TASK OBJECTIVE =>
Every record must be given again word for word; no picture belongs in the copy.

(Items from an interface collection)

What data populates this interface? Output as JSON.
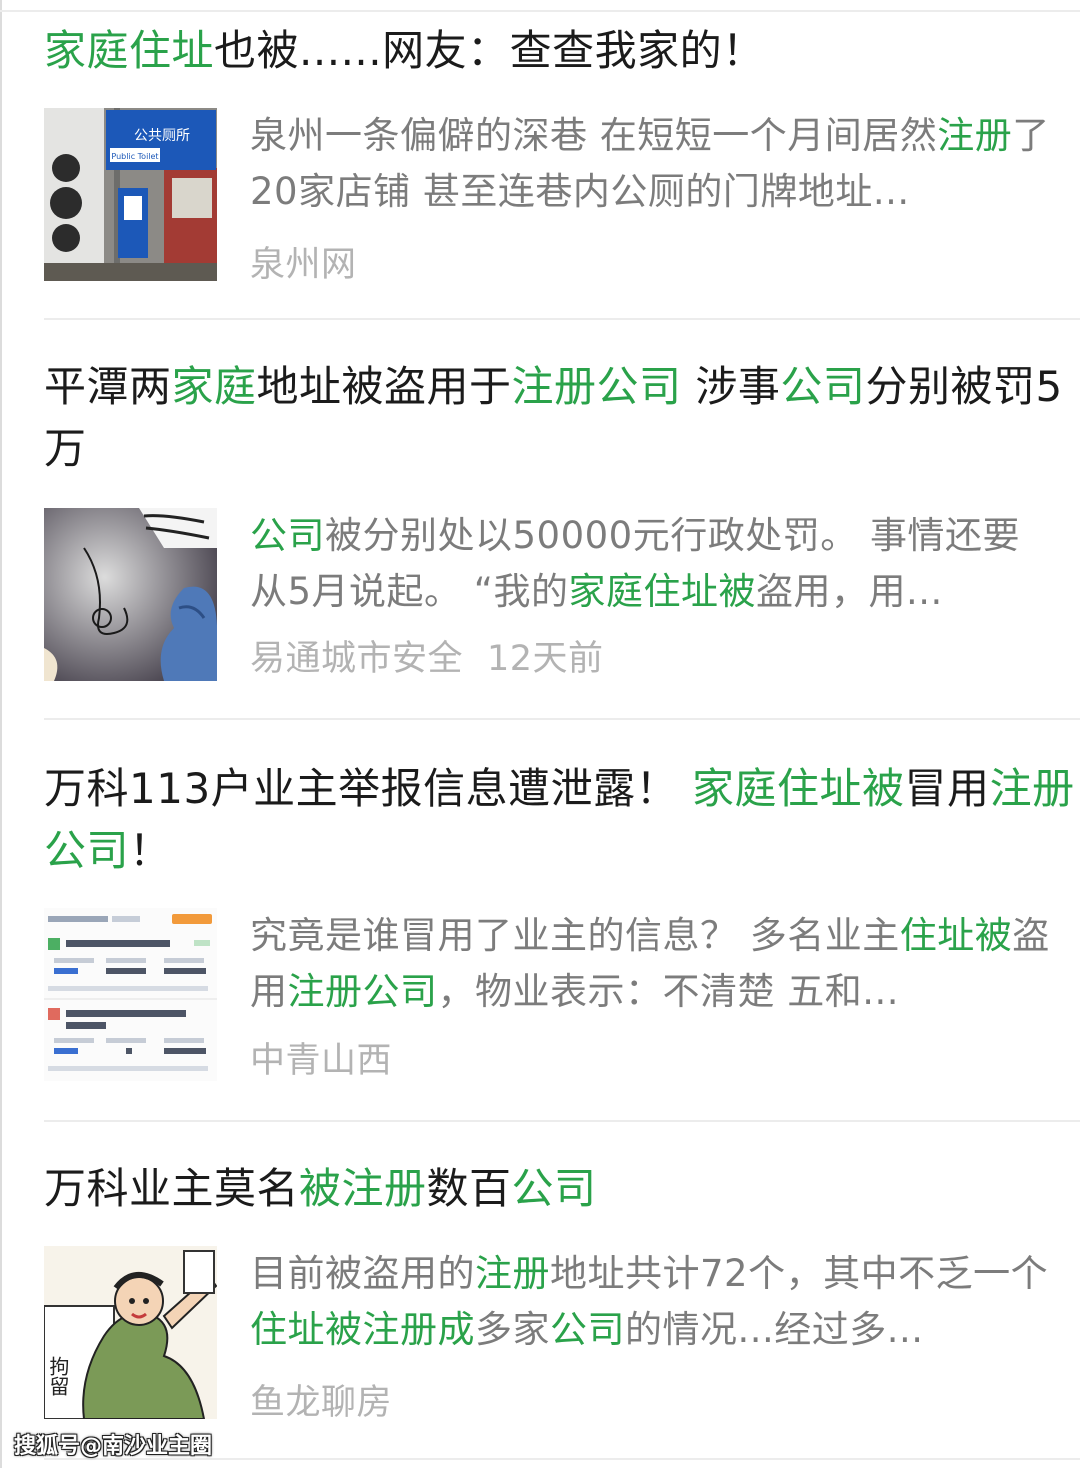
{
  "articles": [
    {
      "title_parts": [
        {
          "text": "家庭住址",
          "hl": true
        },
        {
          "text": "也被......网友：查查我家的！",
          "hl": false
        }
      ],
      "snippet_parts": [
        {
          "text": "泉州一条偏僻的深巷 在短短一个月间居然",
          "hl": false
        },
        {
          "text": "注册",
          "hl": true
        },
        {
          "text": "了20家店铺 甚至连巷内公厕的门牌地址...",
          "hl": false
        }
      ],
      "source": "泉州网",
      "time": "",
      "thumb_icon": "street-sign-photo",
      "thumb_sign_cn": "公共厕所",
      "thumb_sign_en": "Public Toilet"
    },
    {
      "title_parts": [
        {
          "text": "平潭两",
          "hl": false
        },
        {
          "text": "家庭",
          "hl": true
        },
        {
          "text": "地址被盗用于",
          "hl": false
        },
        {
          "text": "注册公司",
          "hl": true
        },
        {
          "text": " 涉事",
          "hl": false
        },
        {
          "text": "公司",
          "hl": true
        },
        {
          "text": "分别被罚5万",
          "hl": false
        }
      ],
      "snippet_parts": [
        {
          "text": "公司",
          "hl": true
        },
        {
          "text": "被分别处以50000元行政处罚。 事情还要从5月说起。 “我的",
          "hl": false
        },
        {
          "text": "家庭住址被",
          "hl": true
        },
        {
          "text": "盗用，用...",
          "hl": false
        }
      ],
      "source": "易通城市安全",
      "time": "12天前",
      "thumb_icon": "cartoon-hand-illustration"
    },
    {
      "title_parts": [
        {
          "text": "万科113户业主举报信息遭泄露！ ",
          "hl": false
        },
        {
          "text": "家庭住址被",
          "hl": true
        },
        {
          "text": "冒用",
          "hl": false
        },
        {
          "text": "注册公司",
          "hl": true
        },
        {
          "text": "！",
          "hl": false
        }
      ],
      "snippet_parts": [
        {
          "text": "究竟是谁冒用了业主的信息？ 多名业主",
          "hl": false
        },
        {
          "text": "住址被",
          "hl": true
        },
        {
          "text": "盗用",
          "hl": false
        },
        {
          "text": "注册公司",
          "hl": true
        },
        {
          "text": "，物业表示：不清楚 五和...",
          "hl": false
        }
      ],
      "source": "中青山西",
      "time": "",
      "thumb_icon": "company-list-screenshot"
    },
    {
      "title_parts": [
        {
          "text": "万科业主莫名",
          "hl": false
        },
        {
          "text": "被注册",
          "hl": true
        },
        {
          "text": "数百",
          "hl": false
        },
        {
          "text": "公司",
          "hl": true
        }
      ],
      "snippet_parts": [
        {
          "text": "目前被盗用的",
          "hl": false
        },
        {
          "text": "注册",
          "hl": true
        },
        {
          "text": "地址共计72个，其中不乏一个",
          "hl": false
        },
        {
          "text": "住址被注册成",
          "hl": true
        },
        {
          "text": "多家",
          "hl": false
        },
        {
          "text": "公司",
          "hl": true
        },
        {
          "text": "的情况...经过多...",
          "hl": false
        }
      ],
      "source": "鱼龙聊房",
      "time": "",
      "thumb_icon": "detention-cartoon",
      "thumb_caption": "拘留"
    }
  ],
  "watermark": "搜狐号@南沙业主圈",
  "colors": {
    "highlight": "#2aa24a",
    "title": "#1b1b1b",
    "snippet": "#7c7c7c",
    "source": "#b3b3b3"
  }
}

SOLUTION FOR THIS TASK =>
What data populates this interface? Output as JSON.
{
  "articles": [
    {
      "title_parts": [
        {
          "text": "家庭住址",
          "hl": true
        },
        {
          "text": "也被......网友：查查我家的！",
          "hl": false
        }
      ],
      "snippet_parts": [
        {
          "text": "泉州一条偏僻的深巷 在短短一个月间居然",
          "hl": false
        },
        {
          "text": "注册",
          "hl": true
        },
        {
          "text": "了20家店铺 甚至连巷内公厕的门牌地址...",
          "hl": false
        }
      ],
      "source": "泉州网",
      "time": "",
      "thumb_icon": "street-sign-photo",
      "thumb_sign_cn": "公共厕所",
      "thumb_sign_en": "Public Toilet"
    },
    {
      "title_parts": [
        {
          "text": "平潭两",
          "hl": false
        },
        {
          "text": "家庭",
          "hl": true
        },
        {
          "text": "地址被盗用于",
          "hl": false
        },
        {
          "text": "注册公司",
          "hl": true
        },
        {
          "text": " 涉事",
          "hl": false
        },
        {
          "text": "公司",
          "hl": true
        },
        {
          "text": "分别被罚5万",
          "hl": false
        }
      ],
      "snippet_parts": [
        {
          "text": "公司",
          "hl": true
        },
        {
          "text": "被分别处以50000元行政处罚。 事情还要从5月说起。 “我的",
          "hl": false
        },
        {
          "text": "家庭住址被",
          "hl": true
        },
        {
          "text": "盗用，用...",
          "hl": false
        }
      ],
      "source": "易通城市安全",
      "time": "12天前",
      "thumb_icon": "cartoon-hand-illustration"
    },
    {
      "title_parts": [
        {
          "text": "万科113户业主举报信息遭泄露！ ",
          "hl": false
        },
        {
          "text": "家庭住址被",
          "hl": true
        },
        {
          "text": "冒用",
          "hl": false
        },
        {
          "text": "注册公司",
          "hl": true
        },
        {
          "text": "！",
          "hl": false
        }
      ],
      "snippet_parts": [
        {
          "text": "究竟是谁冒用了业主的信息？ 多名业主",
          "hl": false
        },
        {
          "text": "住址被",
          "hl": true
        },
        {
          "text": "盗用",
          "hl": false
        },
        {
          "text": "注册公司",
          "hl": true
        },
        {
          "text": "，物业表示：不清楚 五和...",
          "hl": false
        }
      ],
      "source": "中青山西",
      "time": "",
      "thumb_icon": "company-list-screenshot"
    },
    {
      "title_parts": [
        {
          "text": "万科业主莫名",
          "hl": false
        },
        {
          "text": "被注册",
          "hl": true
        },
        {
          "text": "数百",
          "hl": false
        },
        {
          "text": "公司",
          "hl": true
        }
      ],
      "snippet_parts": [
        {
          "text": "目前被盗用的",
          "hl": false
        },
        {
          "text": "注册",
          "hl": true
        },
        {
          "text": "地址共计72个，其中不乏一个",
          "hl": false
        },
        {
          "text": "住址被注册成",
          "hl": true
        },
        {
          "text": "多家",
          "hl": false
        },
        {
          "text": "公司",
          "hl": true
        },
        {
          "text": "的情况...经过多...",
          "hl": false
        }
      ],
      "source": "鱼龙聊房",
      "time": "",
      "thumb_icon": "detention-cartoon",
      "thumb_caption": "拘留"
    }
  ],
  "watermark": "搜狐号@南沙业主圈",
  "colors": {
    "highlight": "#2aa24a",
    "title": "#1b1b1b",
    "snippet": "#7c7c7c",
    "source": "#b3b3b3"
  }
}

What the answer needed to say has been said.